23 March 2017
Iraq. Internally displaced Iraqis reach safety
A five-year-old girl arrives at Khazer 2 camp after escaping eastern Mosul with her family in December 2016.

GENEVA – The displacement crisis in Mosul is likely to become more acute in the near term, as fighting intensifies in the densely populated western parts of the city, according to Bruno Geddo, the Representative of UNHCR, the UN Refugee Agency, in Iraq.

An estimated 400,000 people are thought to be living in the Old City in western Mosul, with about 600,000 still in all the neighbourhoods of the Western side of the Tigris River, Geddo said on a call with reporters today.

The area lies on the frontline of a renewed offensive by Iraqi-led forces against extremists who are well dug in, Geddo said, noting that the fighting has been more intense than during the battle for the less densely populated east of the city, which ended in January.

“People are stuck between a rock and a hard place. There’s fighting shelling, bombing.”

“The worst is yet to come,” he said. “400,000 people trapped in the Old City in that situation of panic and penury may inevitably lead to the cork popping somewhere, sometime – presenting us with a fresh outflow of large-scale proportions."

Geddo was speaking by phone from the UNHCR transit and reception centre at Hammam al-Alil, about 25 kilometres south of the city. He highlighted the risks for those who remain in west Mosul, who could become casualties of the fighting and must cope with a lack of food, clean water and fuel to keep themselves warm when temperatures drop at night.

At the same time, there are grave dangers should they attempt to flee. Those leaving their homes risk being shot on site by extremists. Some have tried to leave during prayers or under cover of fog at first light. And some did not make it to safety.

“People are stuck between a rock and a hard place,” Geddo added. “There’s fighting shelling, bombing.”

UNHCR has 13 camps open or under construction with capacity to host up to 145,000 people. Hammam al-Alil currently comprises a screening and transit site and government-built camp. UNHCR has almost completed a second camp to house 30,000 people. The first section of the camp is due to open next week, with capacity for 10,000 people.

The number of people moving through Hammam al-Alil has surged in recent days, with around 8,000–12,000 arrivals daily. Work will soon begin in another UNHCR camp, As Salamiyah 2, south-east of Mosul, with projected capacity for up to 60,000 people.

"Liberating Mosul is necessary but not sufficient. We equally have to get it right with the protection of civilians and in the humanitarian response.”

In all, 340,000 people have been displaced by the fighting in Mosul, which started in October. Of that number, about 72,000 have returned home, primarily to eastern parts of Iraq’s second city and villages nearby. But the process of returns to the east was not always smooth, with some returnees heading back into camps amid fears about security and the lack of amenities.

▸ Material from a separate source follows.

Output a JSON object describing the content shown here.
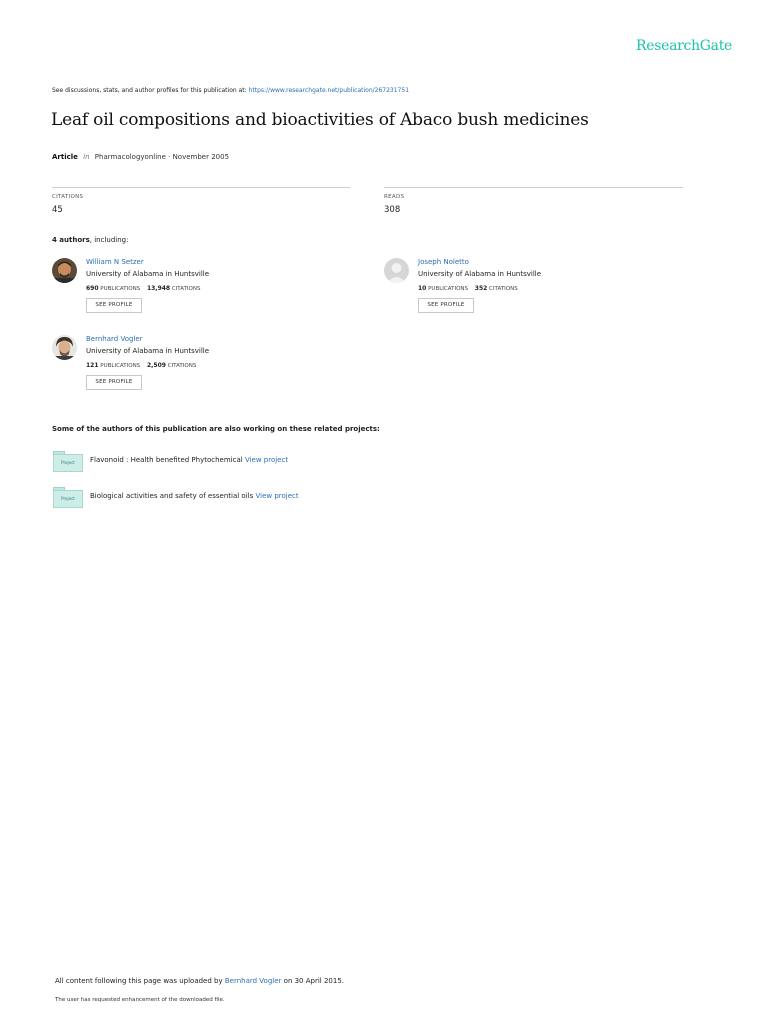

Geddo highlighted the recent trend of people leaving western Mosul, seeking sanctuary outside of camps, either with relatives and friends, or by squatting in unfinished buildings in areas of southern and eastern Ninewa.

UNHCR, and its partners have been assisting those outside of camps with mobile protection and distribution teams. The UN Refugee Agency has distributed 33,309 core relief kits, including essentials like stoves, utensils and jerry cans, reaching over 120,000 outside of camps and some 320,000 people in total.

Geddo stressed that the protection of civilians should be uppermost and that all parties must ensure civilians are not prevented from leaving areas of conflict and can access safe areas. Equally, civilians must not be forced to return to unsafe areas, he said.

"Liberating Mosul is necessary but not sufficient," Geddo said.“We equally have to get it right with the protection of civilians and in the humanitarian response.”